Really, every team is an unknown in some sense. The injury bug doesn’t play favorites and footballs have a mind of their own when they’re bouncing on the field.
PLAYERS TO WATCH
Alex Harrison: Viewmont’s senior lineman is the biggest name in the region. Harrison has offers from Utah State, Utah, USC, Oregon, Washington State, Arizona State, Nebraska and BYU. Once you see him play, it’s not hard to see why so many colleges want him.
Sam Trusty: The general of Viewmont’s defense at linebacker, Trusty had 64 tackles with 13 of them for loss last year to go with eight sacks. He might also see time at running back.
Josh Larsen: Larsen, a senior lineman and tight end at Woods Cross, committed to BYU in April. He’s a jack-of-all-trades and, Fresques said, the hardest worker on the team.
Luke Hyde: Hyde’s the guy defenses will look at the most when facing Woods Cross. As a freshman, he had 578 all-purpose yards (376 receiving, 183 return).
Carter Weierman: Weierman threw for 373 yards and two scores last year in a backup quarterback role at Woods Cross, completing 66.7% of his passes.
Dylan Brooks: Brooks had 112 total tackles last year for Bountiful. He has a nose for the ball, which is why Idaho State and Dixie State have offered scholarships, and why many more schools, including Weber State, are interested.
Ty Stephens: Stephens is Bonneville’s returning leading tackler with 78 last year to go with five tackles-for-loss and two sacks. The Lakers defense needs someone to fill the big-time playmaker void this year.
Brock Samuels: Bonneville’s senior QB was a late bloomer at the end of last season, but had 809 total yards of offense with the majority coming in the last three games.
Parker Buchanan: Having a returning quarterback is nice, especially when Box Elder’s junior signal caller threw 11 touchdowns against five picks last year.

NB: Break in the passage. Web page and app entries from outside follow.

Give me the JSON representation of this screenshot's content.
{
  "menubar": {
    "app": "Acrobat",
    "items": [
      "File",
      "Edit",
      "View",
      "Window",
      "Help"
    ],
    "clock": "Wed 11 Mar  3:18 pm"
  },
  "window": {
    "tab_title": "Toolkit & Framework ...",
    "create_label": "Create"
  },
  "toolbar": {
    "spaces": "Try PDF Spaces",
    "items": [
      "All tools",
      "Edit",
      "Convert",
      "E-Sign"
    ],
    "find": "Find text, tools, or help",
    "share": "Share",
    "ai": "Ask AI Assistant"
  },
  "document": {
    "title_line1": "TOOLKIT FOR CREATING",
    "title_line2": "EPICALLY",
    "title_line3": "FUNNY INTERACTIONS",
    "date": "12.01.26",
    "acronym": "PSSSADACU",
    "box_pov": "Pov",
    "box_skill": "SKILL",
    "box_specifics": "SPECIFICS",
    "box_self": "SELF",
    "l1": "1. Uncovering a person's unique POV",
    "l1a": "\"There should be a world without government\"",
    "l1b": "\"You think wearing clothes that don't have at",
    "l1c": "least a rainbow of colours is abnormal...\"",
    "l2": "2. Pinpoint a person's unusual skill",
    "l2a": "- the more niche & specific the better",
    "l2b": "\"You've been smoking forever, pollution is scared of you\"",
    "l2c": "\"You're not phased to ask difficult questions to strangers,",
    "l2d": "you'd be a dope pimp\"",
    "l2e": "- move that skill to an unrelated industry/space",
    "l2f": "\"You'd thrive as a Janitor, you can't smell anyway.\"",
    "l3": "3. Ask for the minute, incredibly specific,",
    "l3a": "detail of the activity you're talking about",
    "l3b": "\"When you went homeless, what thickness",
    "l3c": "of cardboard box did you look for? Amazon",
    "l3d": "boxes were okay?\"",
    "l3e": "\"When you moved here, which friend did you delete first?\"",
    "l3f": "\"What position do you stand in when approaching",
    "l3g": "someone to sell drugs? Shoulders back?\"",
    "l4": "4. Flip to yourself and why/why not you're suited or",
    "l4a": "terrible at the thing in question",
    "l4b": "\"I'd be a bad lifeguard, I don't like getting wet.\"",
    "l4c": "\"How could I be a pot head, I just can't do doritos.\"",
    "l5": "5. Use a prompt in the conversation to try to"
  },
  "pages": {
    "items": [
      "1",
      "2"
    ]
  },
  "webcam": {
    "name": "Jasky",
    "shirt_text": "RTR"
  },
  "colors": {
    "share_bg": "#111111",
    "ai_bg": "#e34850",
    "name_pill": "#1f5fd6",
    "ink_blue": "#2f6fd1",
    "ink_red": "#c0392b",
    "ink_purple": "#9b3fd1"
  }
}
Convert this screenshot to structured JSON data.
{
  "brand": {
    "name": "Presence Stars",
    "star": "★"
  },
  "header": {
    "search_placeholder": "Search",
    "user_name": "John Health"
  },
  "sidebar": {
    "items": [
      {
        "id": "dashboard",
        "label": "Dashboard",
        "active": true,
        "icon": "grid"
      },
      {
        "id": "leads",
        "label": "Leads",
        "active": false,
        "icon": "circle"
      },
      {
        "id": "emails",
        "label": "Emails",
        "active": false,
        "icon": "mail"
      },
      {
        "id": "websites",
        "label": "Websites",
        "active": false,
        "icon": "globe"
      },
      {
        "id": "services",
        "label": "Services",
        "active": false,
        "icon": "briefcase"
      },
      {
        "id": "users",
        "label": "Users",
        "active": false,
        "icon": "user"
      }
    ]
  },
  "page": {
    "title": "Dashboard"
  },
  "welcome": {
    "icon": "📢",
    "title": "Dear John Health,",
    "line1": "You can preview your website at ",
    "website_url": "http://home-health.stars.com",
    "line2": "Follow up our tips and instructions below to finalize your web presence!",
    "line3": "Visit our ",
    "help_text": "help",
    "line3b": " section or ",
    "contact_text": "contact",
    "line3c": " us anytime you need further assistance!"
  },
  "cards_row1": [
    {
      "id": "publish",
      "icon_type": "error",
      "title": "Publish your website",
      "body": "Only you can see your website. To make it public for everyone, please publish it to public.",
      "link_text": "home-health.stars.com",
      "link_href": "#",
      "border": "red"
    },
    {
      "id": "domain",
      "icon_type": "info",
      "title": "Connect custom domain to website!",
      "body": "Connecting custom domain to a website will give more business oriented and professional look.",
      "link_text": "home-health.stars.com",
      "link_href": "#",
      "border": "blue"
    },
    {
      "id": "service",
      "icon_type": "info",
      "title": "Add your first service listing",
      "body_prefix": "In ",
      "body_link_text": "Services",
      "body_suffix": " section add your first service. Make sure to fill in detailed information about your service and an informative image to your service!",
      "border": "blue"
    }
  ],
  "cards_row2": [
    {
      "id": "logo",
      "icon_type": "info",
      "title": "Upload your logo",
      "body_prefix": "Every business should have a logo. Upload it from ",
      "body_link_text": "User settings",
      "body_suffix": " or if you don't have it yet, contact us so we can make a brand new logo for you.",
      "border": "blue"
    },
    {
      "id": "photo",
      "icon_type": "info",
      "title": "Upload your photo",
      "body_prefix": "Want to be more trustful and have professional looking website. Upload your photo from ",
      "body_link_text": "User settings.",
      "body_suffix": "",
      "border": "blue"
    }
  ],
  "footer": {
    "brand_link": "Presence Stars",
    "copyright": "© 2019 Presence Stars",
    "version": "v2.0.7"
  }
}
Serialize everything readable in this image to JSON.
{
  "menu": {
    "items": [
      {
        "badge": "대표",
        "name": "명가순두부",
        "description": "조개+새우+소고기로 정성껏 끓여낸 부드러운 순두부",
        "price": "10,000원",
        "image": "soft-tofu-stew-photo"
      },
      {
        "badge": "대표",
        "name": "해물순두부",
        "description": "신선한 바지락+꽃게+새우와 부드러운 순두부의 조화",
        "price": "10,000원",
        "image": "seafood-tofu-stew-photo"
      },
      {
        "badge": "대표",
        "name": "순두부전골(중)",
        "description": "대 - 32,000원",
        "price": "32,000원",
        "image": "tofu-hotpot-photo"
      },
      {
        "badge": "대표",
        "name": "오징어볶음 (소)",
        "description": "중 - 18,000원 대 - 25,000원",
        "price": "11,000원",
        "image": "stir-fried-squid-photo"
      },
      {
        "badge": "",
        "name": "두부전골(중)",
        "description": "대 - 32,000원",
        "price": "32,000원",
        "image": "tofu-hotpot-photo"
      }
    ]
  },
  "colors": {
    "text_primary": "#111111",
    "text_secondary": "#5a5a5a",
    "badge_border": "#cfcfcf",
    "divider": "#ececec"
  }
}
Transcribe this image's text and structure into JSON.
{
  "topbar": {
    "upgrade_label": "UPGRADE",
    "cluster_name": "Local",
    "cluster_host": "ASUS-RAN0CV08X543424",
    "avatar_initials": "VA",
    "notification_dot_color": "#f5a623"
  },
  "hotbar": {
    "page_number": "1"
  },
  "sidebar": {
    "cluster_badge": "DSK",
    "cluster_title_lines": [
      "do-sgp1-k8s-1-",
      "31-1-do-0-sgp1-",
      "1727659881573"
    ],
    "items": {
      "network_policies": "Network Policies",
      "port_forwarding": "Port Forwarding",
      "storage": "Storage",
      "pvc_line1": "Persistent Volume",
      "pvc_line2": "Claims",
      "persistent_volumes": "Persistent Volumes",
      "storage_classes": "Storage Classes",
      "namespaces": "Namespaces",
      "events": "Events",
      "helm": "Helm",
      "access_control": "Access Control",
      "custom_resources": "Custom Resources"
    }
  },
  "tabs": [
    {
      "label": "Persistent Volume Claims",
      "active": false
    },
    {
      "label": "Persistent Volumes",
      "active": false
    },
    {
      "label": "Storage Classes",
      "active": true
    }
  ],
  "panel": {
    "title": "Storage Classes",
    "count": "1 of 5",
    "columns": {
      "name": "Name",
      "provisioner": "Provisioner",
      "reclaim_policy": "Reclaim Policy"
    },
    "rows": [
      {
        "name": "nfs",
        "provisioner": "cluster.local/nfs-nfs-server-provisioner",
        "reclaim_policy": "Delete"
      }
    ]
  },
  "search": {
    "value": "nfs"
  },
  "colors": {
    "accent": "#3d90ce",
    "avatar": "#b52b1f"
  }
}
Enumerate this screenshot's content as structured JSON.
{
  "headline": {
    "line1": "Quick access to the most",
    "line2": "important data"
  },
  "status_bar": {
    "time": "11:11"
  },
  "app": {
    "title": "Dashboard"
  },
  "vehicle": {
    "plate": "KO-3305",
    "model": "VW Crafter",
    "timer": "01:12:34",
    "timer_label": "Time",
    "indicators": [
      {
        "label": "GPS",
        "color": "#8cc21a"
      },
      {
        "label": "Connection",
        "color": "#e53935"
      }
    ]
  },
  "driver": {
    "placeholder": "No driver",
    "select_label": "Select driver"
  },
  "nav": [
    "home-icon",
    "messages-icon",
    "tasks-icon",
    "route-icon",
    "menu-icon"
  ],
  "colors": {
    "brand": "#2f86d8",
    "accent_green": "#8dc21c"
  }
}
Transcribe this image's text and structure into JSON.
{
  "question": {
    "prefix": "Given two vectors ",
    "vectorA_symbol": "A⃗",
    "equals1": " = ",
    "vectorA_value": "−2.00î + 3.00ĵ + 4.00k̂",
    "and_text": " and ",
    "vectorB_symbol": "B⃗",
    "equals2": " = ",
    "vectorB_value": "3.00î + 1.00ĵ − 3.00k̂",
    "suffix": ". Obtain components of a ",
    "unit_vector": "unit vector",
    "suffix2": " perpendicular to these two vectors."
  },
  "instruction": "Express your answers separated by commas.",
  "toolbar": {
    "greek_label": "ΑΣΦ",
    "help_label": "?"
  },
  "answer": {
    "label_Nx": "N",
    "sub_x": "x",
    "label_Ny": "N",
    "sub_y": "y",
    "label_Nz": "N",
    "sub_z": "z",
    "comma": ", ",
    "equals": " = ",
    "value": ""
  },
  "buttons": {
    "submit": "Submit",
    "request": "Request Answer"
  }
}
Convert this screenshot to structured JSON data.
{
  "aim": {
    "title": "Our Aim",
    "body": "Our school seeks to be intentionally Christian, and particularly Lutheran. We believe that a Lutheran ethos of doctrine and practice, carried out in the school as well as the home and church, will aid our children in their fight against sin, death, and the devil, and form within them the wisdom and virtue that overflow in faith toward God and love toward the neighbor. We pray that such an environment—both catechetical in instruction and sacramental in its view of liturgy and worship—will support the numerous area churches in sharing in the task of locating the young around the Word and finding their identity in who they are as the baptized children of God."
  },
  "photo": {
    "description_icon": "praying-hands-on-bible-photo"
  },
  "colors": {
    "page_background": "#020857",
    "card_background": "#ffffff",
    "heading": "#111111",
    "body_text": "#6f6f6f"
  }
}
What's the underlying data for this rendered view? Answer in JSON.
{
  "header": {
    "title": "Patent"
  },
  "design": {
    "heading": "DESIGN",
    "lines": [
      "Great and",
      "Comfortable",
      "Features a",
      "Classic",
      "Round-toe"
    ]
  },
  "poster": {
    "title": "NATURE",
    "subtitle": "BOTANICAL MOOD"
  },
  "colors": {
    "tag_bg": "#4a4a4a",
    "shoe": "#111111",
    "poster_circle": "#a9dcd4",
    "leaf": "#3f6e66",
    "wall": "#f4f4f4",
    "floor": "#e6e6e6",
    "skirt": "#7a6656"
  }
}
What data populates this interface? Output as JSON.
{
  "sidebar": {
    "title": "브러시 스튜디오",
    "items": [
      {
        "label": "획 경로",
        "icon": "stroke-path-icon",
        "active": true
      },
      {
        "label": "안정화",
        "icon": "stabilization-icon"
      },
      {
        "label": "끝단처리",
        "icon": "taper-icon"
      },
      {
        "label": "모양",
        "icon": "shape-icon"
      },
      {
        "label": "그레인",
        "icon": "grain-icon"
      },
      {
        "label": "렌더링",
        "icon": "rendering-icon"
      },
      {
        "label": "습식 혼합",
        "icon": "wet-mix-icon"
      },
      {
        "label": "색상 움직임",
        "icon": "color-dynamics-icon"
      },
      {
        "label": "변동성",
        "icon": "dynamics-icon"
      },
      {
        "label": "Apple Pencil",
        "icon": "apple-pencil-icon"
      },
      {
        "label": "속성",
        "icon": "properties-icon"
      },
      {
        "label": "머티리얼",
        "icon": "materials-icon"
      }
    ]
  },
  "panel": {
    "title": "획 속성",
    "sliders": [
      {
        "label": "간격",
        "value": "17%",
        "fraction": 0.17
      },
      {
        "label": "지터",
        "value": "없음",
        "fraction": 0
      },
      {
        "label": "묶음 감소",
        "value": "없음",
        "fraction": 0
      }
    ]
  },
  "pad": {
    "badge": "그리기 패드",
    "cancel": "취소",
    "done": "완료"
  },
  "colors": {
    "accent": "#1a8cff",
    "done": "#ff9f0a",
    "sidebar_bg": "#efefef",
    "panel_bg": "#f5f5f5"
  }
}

Nate Wheatley: Wheatley is the returning rusher and receiver for Box Elder. As far as speed goes, he’s one of the fastest players in the region.